> [What the task asks]
Every entry below should appear in the answer exactly as written, apart from the pictures.
-- Extracted information follows --
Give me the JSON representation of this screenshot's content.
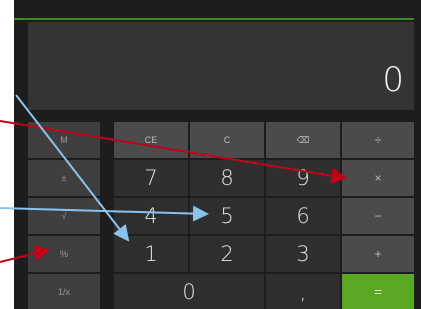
{
  "display": {
    "value": "0"
  },
  "keypad": {
    "memory": [
      "M",
      "±",
      "√",
      "%",
      "1/x"
    ],
    "row1": [
      "CE",
      "C",
      "⌫",
      "÷"
    ],
    "row2": [
      "7",
      "8",
      "9",
      "×"
    ],
    "row3": [
      "4",
      "5",
      "6",
      "−"
    ],
    "row4": [
      "1",
      "2",
      "3",
      "+"
    ],
    "row5": [
      "0",
      ",",
      "="
    ]
  },
  "colors": {
    "accent": "#59a723",
    "arrow_red": "#c40018",
    "arrow_blue": "#89c4ee"
  }
}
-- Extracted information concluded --
> [Written response]
Give me the JSON representation of this screenshot's content.
{
  "display": {
    "value": "0"
  },
  "keypad": {
    "memory": [
      "M",
      "±",
      "√",
      "%",
      "1/x"
    ],
    "row1": [
      "CE",
      "C",
      "⌫",
      "÷"
    ],
    "row2": [
      "7",
      "8",
      "9",
      "×"
    ],
    "row3": [
      "4",
      "5",
      "6",
      "−"
    ],
    "row4": [
      "1",
      "2",
      "3",
      "+"
    ],
    "row5": [
      "0",
      ",",
      "="
    ]
  },
  "colors": {
    "accent": "#59a723",
    "arrow_red": "#c40018",
    "arrow_blue": "#89c4ee"
  }
}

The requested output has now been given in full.